Yamamoto's curveball is the beautiful pitch, but his splitter might be his nastiest offering.

It's the one he goes to for K's, and it's a wipeout split-finger just like Ohtani's or Sasaki's -- a high-velocity "offspeed" pitch that frequently breaks into the 90s, with drop-off-the-table downward movement.

Of Yamamoto's 11 strikeouts in the World Baseball Classic, seven came on splitters (the other four came on fastballs). Of the 19 swinging strikes he induced in the WBC, 11 came on splitters.
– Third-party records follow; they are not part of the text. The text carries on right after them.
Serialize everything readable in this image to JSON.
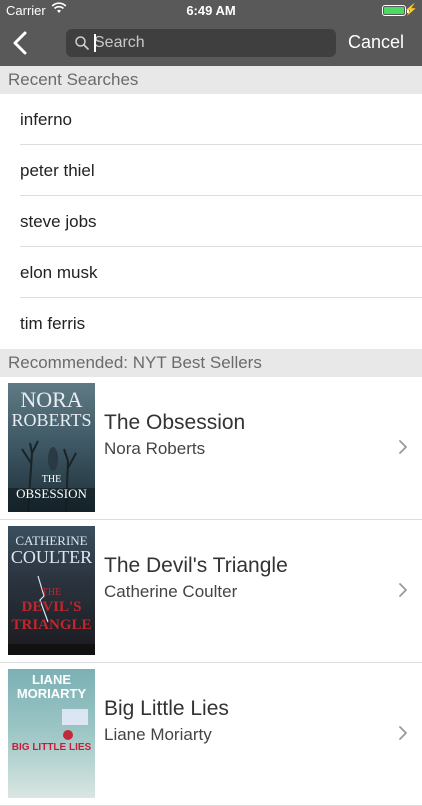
{
  "status_bar": {
    "carrier": "Carrier",
    "time": "6:49 AM"
  },
  "search": {
    "placeholder": "Search",
    "value": "",
    "cancel_label": "Cancel"
  },
  "recent": {
    "header": "Recent Searches",
    "items": [
      "inferno",
      "peter thiel",
      "steve jobs",
      "elon musk",
      "tim ferris"
    ]
  },
  "recommended": {
    "header": "Recommended: NYT Best Sellers",
    "books": [
      {
        "title": "The Obsession",
        "author": "Nora Roberts",
        "cover_author_line1": "NORA",
        "cover_author_line2": "ROBERTS",
        "cover_title_line1": "THE",
        "cover_title_line2": "OBSESSION"
      },
      {
        "title": "The Devil's Triangle",
        "author": "Catherine Coulter",
        "cover_author_line1": "CATHERINE",
        "cover_author_line2": "COULTER",
        "cover_title_line1": "THE",
        "cover_title_line2": "DEVIL'S",
        "cover_title_line3": "TRIANGLE"
      },
      {
        "title": "Big Little Lies",
        "author": "Liane Moriarty",
        "cover_author_line1": "LIANE",
        "cover_author_line2": "MORIARTY",
        "cover_title_line1": "BIG LITTLE LIES"
      }
    ]
  },
  "colors": {
    "nav_bar": "#595959",
    "search_field": "#3f3f3f",
    "section_header_bg": "#e8e8e8",
    "battery": "#4cd964"
  },
  "icons": {
    "back": "chevron-left-icon",
    "search": "magnifier-icon",
    "row_disclosure": "chevron-right-icon"
  }
}
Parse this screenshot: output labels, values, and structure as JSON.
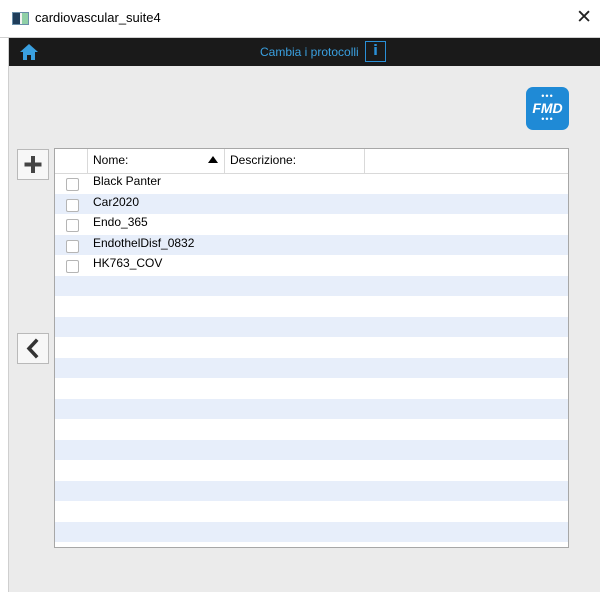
{
  "window": {
    "title": "cardiovascular_suite4",
    "close_glyph": "✕"
  },
  "appbar": {
    "protocols_label": "Cambia i protocolli",
    "info_glyph": "i"
  },
  "logo": {
    "text": "FMD",
    "color": "#1f8ad6"
  },
  "table": {
    "columns": {
      "name": "Nome:",
      "description": "Descrizione:"
    },
    "sort": {
      "column": "name",
      "direction": "ascending"
    },
    "rows": [
      {
        "name": "Black Panter",
        "description": ""
      },
      {
        "name": "Car2020",
        "description": ""
      },
      {
        "name": "Endo_365",
        "description": ""
      },
      {
        "name": "EndothelDisf_0832",
        "description": ""
      },
      {
        "name": "HK763_COV",
        "description": ""
      }
    ]
  },
  "colors": {
    "accent": "#2a8fd6",
    "row_alt": "#e7eefa",
    "appbar_bg": "#1a1a1a"
  },
  "icons": [
    "home-icon",
    "info-icon",
    "plus-icon",
    "chevron-left-icon",
    "close-icon",
    "app-icon"
  ]
}
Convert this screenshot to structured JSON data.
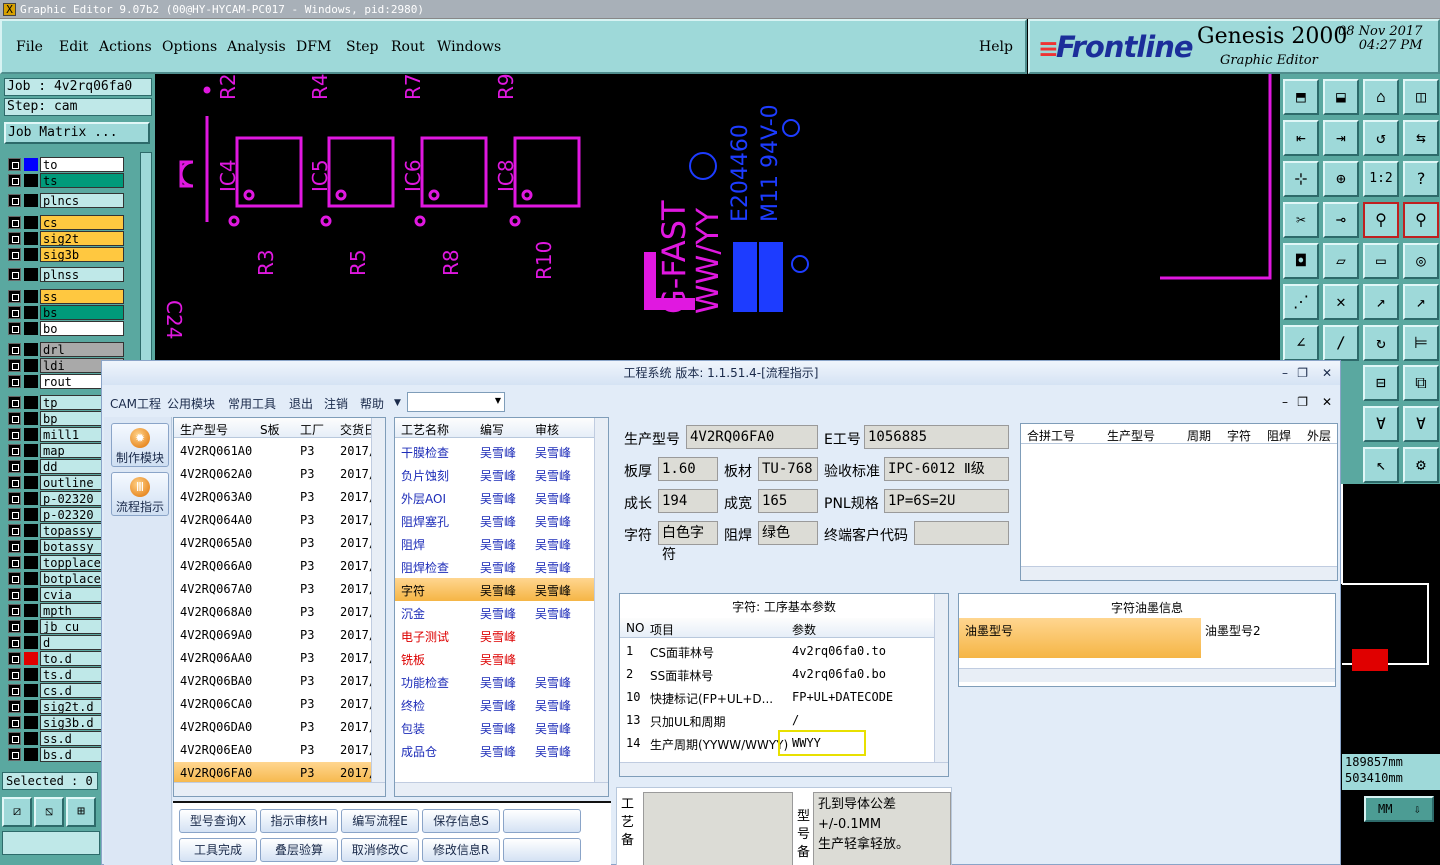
{
  "window": {
    "title": "Graphic Editor 9.07b2 (00@HY-HYCAM-PC017 - Windows, pid:2980)"
  },
  "menu": [
    "File",
    "Edit",
    "Actions",
    "Options",
    "Analysis",
    "DFM",
    "Step",
    "Rout",
    "Windows"
  ],
  "help": "Help",
  "brand": {
    "logo": "Frontline",
    "product": "Genesis 2000",
    "subtitle": "Graphic Editor",
    "date": "08 Nov 2017",
    "time": "04:27 PM"
  },
  "job": {
    "job": "Job : 4v2rq06fa0",
    "step": "Step: cam",
    "matrix": "Job Matrix ..."
  },
  "layers": [
    {
      "name": "to",
      "color": "#ffffff",
      "sw": "#0000ff"
    },
    {
      "name": "ts",
      "color": "#009a7a",
      "sw": "#000000"
    },
    {
      "name": "plncs",
      "color": "#bfe8e8",
      "sw": "#000000"
    },
    {
      "name": "cs",
      "color": "#ffc840",
      "sw": "#000000"
    },
    {
      "name": "sig2t",
      "color": "#ffc840",
      "sw": "#000000"
    },
    {
      "name": "sig3b",
      "color": "#ffc840",
      "sw": "#000000"
    },
    {
      "name": "plnss",
      "color": "#bfe8e8",
      "sw": "#000000"
    },
    {
      "name": "ss",
      "color": "#ffc840",
      "sw": "#000000"
    },
    {
      "name": "bs",
      "color": "#009a7a",
      "sw": "#000000"
    },
    {
      "name": "bo",
      "color": "#ffffff",
      "sw": "#000000"
    },
    {
      "name": "drl",
      "color": "#a9a9a9",
      "sw": "#000000"
    },
    {
      "name": "ldi",
      "color": "#a9a9a9",
      "sw": "#000000"
    },
    {
      "name": "rout",
      "color": "#ffffff",
      "sw": "#000000"
    },
    {
      "name": "tp",
      "color": "#bfe8e8",
      "sw": "#000000"
    },
    {
      "name": "bp",
      "color": "#bfe8e8",
      "sw": "#000000"
    },
    {
      "name": "mill1",
      "color": "#bfe8e8",
      "sw": "#000000"
    },
    {
      "name": "map",
      "color": "#bfe8e8",
      "sw": "#000000"
    },
    {
      "name": "dd",
      "color": "#bfe8e8",
      "sw": "#000000"
    },
    {
      "name": "outline",
      "color": "#bfe8e8",
      "sw": "#000000"
    },
    {
      "name": "p-02320_",
      "color": "#bfe8e8",
      "sw": "#000000"
    },
    {
      "name": "p-02320_",
      "color": "#bfe8e8",
      "sw": "#000000"
    },
    {
      "name": "topassy",
      "color": "#bfe8e8",
      "sw": "#000000"
    },
    {
      "name": "botassy",
      "color": "#bfe8e8",
      "sw": "#000000"
    },
    {
      "name": "topplace",
      "color": "#bfe8e8",
      "sw": "#000000"
    },
    {
      "name": "botplace",
      "color": "#bfe8e8",
      "sw": "#000000"
    },
    {
      "name": "cvia",
      "color": "#bfe8e8",
      "sw": "#000000"
    },
    {
      "name": "mpth",
      "color": "#bfe8e8",
      "sw": "#000000"
    },
    {
      "name": "jb_cu",
      "color": "#bfe8e8",
      "sw": "#000000"
    },
    {
      "name": "d",
      "color": "#bfe8e8",
      "sw": "#000000"
    },
    {
      "name": "to.d",
      "color": "#bfe8e8",
      "sw": "#e00000"
    },
    {
      "name": "ts.d",
      "color": "#bfe8e8",
      "sw": "#000000"
    },
    {
      "name": "cs.d",
      "color": "#bfe8e8",
      "sw": "#000000"
    },
    {
      "name": "sig2t.d",
      "color": "#bfe8e8",
      "sw": "#000000"
    },
    {
      "name": "sig3b.d",
      "color": "#bfe8e8",
      "sw": "#000000"
    },
    {
      "name": "ss.d",
      "color": "#bfe8e8",
      "sw": "#000000"
    },
    {
      "name": "bs.d",
      "color": "#bfe8e8",
      "sw": "#000000"
    }
  ],
  "selected": "Selected : 0",
  "canvas_labels": {
    "refs": [
      "IC4",
      "IC5",
      "IC6",
      "IC8",
      "R3",
      "R5",
      "R8",
      "R10",
      "C24",
      "R2",
      "R4",
      "R7",
      "R9"
    ],
    "brand_text": "G-FAST",
    "ww": "WW/YY",
    "ul": "E204460",
    "grade": "M11 94V-0"
  },
  "coords": {
    "x": "189857mm",
    "y": "503410mm"
  },
  "units": "MM",
  "dialog": {
    "title": "工程系统 版本: 1.1.51.4-[流程指示]",
    "menu": [
      "CAM工程",
      "公用模块",
      "常用工具",
      "退出",
      "注销",
      "帮助"
    ],
    "side": [
      "制作模块",
      "流程指示"
    ],
    "jobs_header": [
      "生产型号",
      "S板",
      "工厂",
      "交货日"
    ],
    "jobs": [
      [
        "4V2RQ061A0",
        "P3",
        "2017/"
      ],
      [
        "4V2RQ062A0",
        "P3",
        "2017/"
      ],
      [
        "4V2RQ063A0",
        "P3",
        "2017/"
      ],
      [
        "4V2RQ064A0",
        "P3",
        "2017/"
      ],
      [
        "4V2RQ065A0",
        "P3",
        "2017/"
      ],
      [
        "4V2RQ066A0",
        "P3",
        "2017/"
      ],
      [
        "4V2RQ067A0",
        "P3",
        "2017/"
      ],
      [
        "4V2RQ068A0",
        "P3",
        "2017/"
      ],
      [
        "4V2RQ069A0",
        "P3",
        "2017/"
      ],
      [
        "4V2RQ06AA0",
        "P3",
        "2017/"
      ],
      [
        "4V2RQ06BA0",
        "P3",
        "2017/"
      ],
      [
        "4V2RQ06CA0",
        "P3",
        "2017/"
      ],
      [
        "4V2RQ06DA0",
        "P3",
        "2017/"
      ],
      [
        "4V2RQ06EA0",
        "P3",
        "2017/"
      ],
      [
        "4V2RQ06FA0",
        "P3",
        "2017/"
      ]
    ],
    "proc_header": [
      "工艺名称",
      "编写",
      "审核"
    ],
    "procs": [
      [
        "干膜检查",
        "吴雪峰",
        "吴雪峰"
      ],
      [
        "负片蚀刻",
        "吴雪峰",
        "吴雪峰"
      ],
      [
        "外层AOI",
        "吴雪峰",
        "吴雪峰"
      ],
      [
        "阻焊塞孔",
        "吴雪峰",
        "吴雪峰"
      ],
      [
        "阻焊",
        "吴雪峰",
        "吴雪峰"
      ],
      [
        "阻焊检查",
        "吴雪峰",
        "吴雪峰"
      ],
      [
        "字符",
        "吴雪峰",
        "吴雪峰"
      ],
      [
        "沉金",
        "吴雪峰",
        "吴雪峰"
      ],
      [
        "电子测试",
        "吴雪峰",
        ""
      ],
      [
        "铣板",
        "吴雪峰",
        ""
      ],
      [
        "功能检查",
        "吴雪峰",
        "吴雪峰"
      ],
      [
        "终检",
        "吴雪峰",
        "吴雪峰"
      ],
      [
        "包装",
        "吴雪峰",
        "吴雪峰"
      ],
      [
        "成品仓",
        "吴雪峰",
        "吴雪峰"
      ]
    ],
    "info": {
      "model_lbl": "生产型号",
      "model": "4V2RQ06FA0",
      "e_lbl": "E工号",
      "e": "1056885",
      "thick_lbl": "板厚",
      "thick": "1.60",
      "mat_lbl": "板材",
      "mat": "TU-768",
      "std_lbl": "验收标准",
      "std": "IPC-6012 Ⅱ级",
      "len_lbl": "成长",
      "len": "194",
      "wid_lbl": "成宽",
      "wid": "165",
      "pnl_lbl": "PNL规格",
      "pnl": "1P=6S=2U",
      "char_lbl": "字符",
      "char": "白色字符",
      "mask_lbl": "阻焊",
      "mask": "绿色",
      "cust_lbl": "终端客户代码",
      "cust": ""
    },
    "merge_header": [
      "合拼工号",
      "生产型号",
      "周期",
      "字符",
      "阻焊",
      "外层"
    ],
    "params_title": "字符: 工序基本参数",
    "params_header": [
      "NO",
      "项目",
      "参数"
    ],
    "params": [
      [
        "1",
        "CS面菲林号",
        "4v2rq06fa0.to"
      ],
      [
        "2",
        "SS面菲林号",
        "4v2rq06fa0.bo"
      ],
      [
        "10",
        "快捷标记(FP+UL+D...",
        "FP+UL+DATECODE"
      ],
      [
        "13",
        "只加UL和周期",
        "/"
      ],
      [
        "14",
        "生产周期(YYWW/WWYY)",
        "WWYY"
      ]
    ],
    "ink_title": "字符油墨信息",
    "ink_header": [
      "油墨型号",
      "油墨型号2"
    ],
    "buttons": [
      [
        "型号查询X",
        "指示审核H",
        "编写流程E",
        "保存信息S",
        ""
      ],
      [
        "工具完成",
        "叠层验算",
        "取消修改C",
        "修改信息R",
        ""
      ]
    ],
    "notes_lbl": "工艺备",
    "model_lbl2": "型号备",
    "note": "孔到导体公差+/-0.1MM\n生产轻拿轻放。"
  }
}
His opponents whiffed on just under half their swings against his split.

From a velocity and movement standpoint, Yamamoto's splitter is a lot like Ohtani's -- and Ohtani's has been overwhelming hitters ever since he got to the Majors.

Ohtani's splitter in 2023 averaged 89 mph and 1,305 rpm with 31 inches of drop and 8 inches of break, very close to Yamamoto's splitter profile from the WBC.

Yamamoto's cutter

  • Velocity: 93.2 mph (max velo: 93.8 mph)
  • Spin rate: 2,470 rpm
  • Vertical drop: 18.3 inches
  • Horizontal break: 2.5 inches

Yamamoto's fourth pitch is a hard slider/cutter hybrid, like a lot of power pitchers in the Major Leagues today.

It's not as nasty of a strikeout pitch as his splitter, but it's another effective secondary offering thanks to its high velocity for a pitch that's not his primary fastball. (This pitch for Yamamoto is more cutter than slider; separately, he'll mix in a rare mid-80s "sweeper" style of slider.)

Yamamoto's cutter sits in the low 90s with tight movement, making the pitch function something like Nathan Eovaldi's cutter, which averages about 91 mph with just an inch or two of break.

Usage-wise, though, it's probably more like Gerrit Cole's cutter -- which is also a high-velo, tight-movement cutter, but more of a tertiary pitch, used behind his other big out pitches.

Soon, we should have a lot more information with which to further study Yamamoto. But from the preview we've already gotten, we can see that he has the stuff to be a dominant MLB pitcher like Senga, Ohtani and the other NPB aces who've made the jump.